Inhalation of cobalt fumes and absorption of cobalt salts produces systemic poisoning with myocardial disorders and irritant effects on the eyes, and on the respiratory and digestive tracts; inhalation of cobalt dust produces an asthma-like disease and fibrotic pulmonary lesions; and allergic dermatitis has been reported in workers exposed to cobalt. In the process of concentration of the cobalt ore, workers are exposed to dust and fumes containing both cobalt and other metals and metalloids such as arsenic and nickel. Carbon monoxide is formed during melting, and hydrogen sulphide is used for the precipitation of copper. Melting and pouring cobalt before pelletizing also produces cobalt fumes. Dust containing cobalt together with tungsten, titanium and tantalum is a potential hazard in the production of cemented tungsten carbides and the grinding and sharpening of cemented carbide tools. Radioactive cobalt does not exist in nature but is prepared in nuclear reactors and is used as a gamma-emitter in industry and medicine.
Cobalt is a relatively rare metal. The most important mineral sources are the arsenides, the sulphides, and various oxidized forms. The main producers are Zaire, Canada, Morocco, Finland, the USSR and Zambia.
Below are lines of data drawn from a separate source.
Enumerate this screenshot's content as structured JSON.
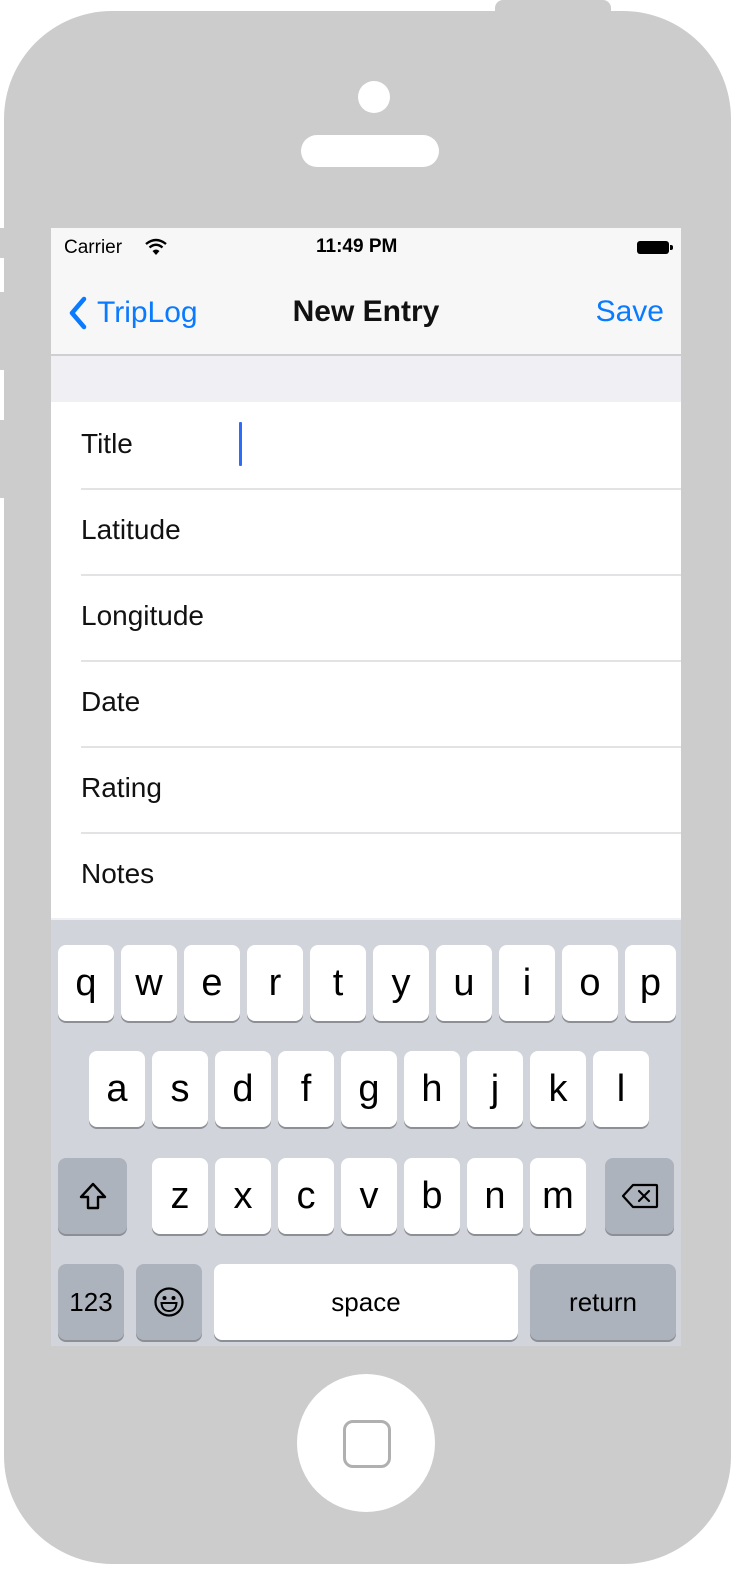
{
  "status_bar": {
    "carrier": "Carrier",
    "time": "11:49 PM"
  },
  "nav": {
    "back_label": "TripLog",
    "title": "New Entry",
    "save_label": "Save"
  },
  "form": {
    "fields": [
      {
        "label": "Title",
        "active": true
      },
      {
        "label": "Latitude"
      },
      {
        "label": "Longitude"
      },
      {
        "label": "Date"
      },
      {
        "label": "Rating"
      },
      {
        "label": "Notes"
      }
    ]
  },
  "keyboard": {
    "row1": [
      "q",
      "w",
      "e",
      "r",
      "t",
      "y",
      "u",
      "i",
      "o",
      "p"
    ],
    "row2": [
      "a",
      "s",
      "d",
      "f",
      "g",
      "h",
      "j",
      "k",
      "l"
    ],
    "row3": [
      "z",
      "x",
      "c",
      "v",
      "b",
      "n",
      "m"
    ],
    "numbers_label": "123",
    "space_label": "space",
    "return_label": "return",
    "shift_icon": "shift-icon",
    "emoji_icon": "emoji-icon",
    "delete_icon": "delete-icon"
  },
  "colors": {
    "accent": "#0a7aff",
    "caret": "#2d6cf6",
    "device": "#cccccc"
  }
}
The principal consumer of cobalt is the USA which uses about half of world production.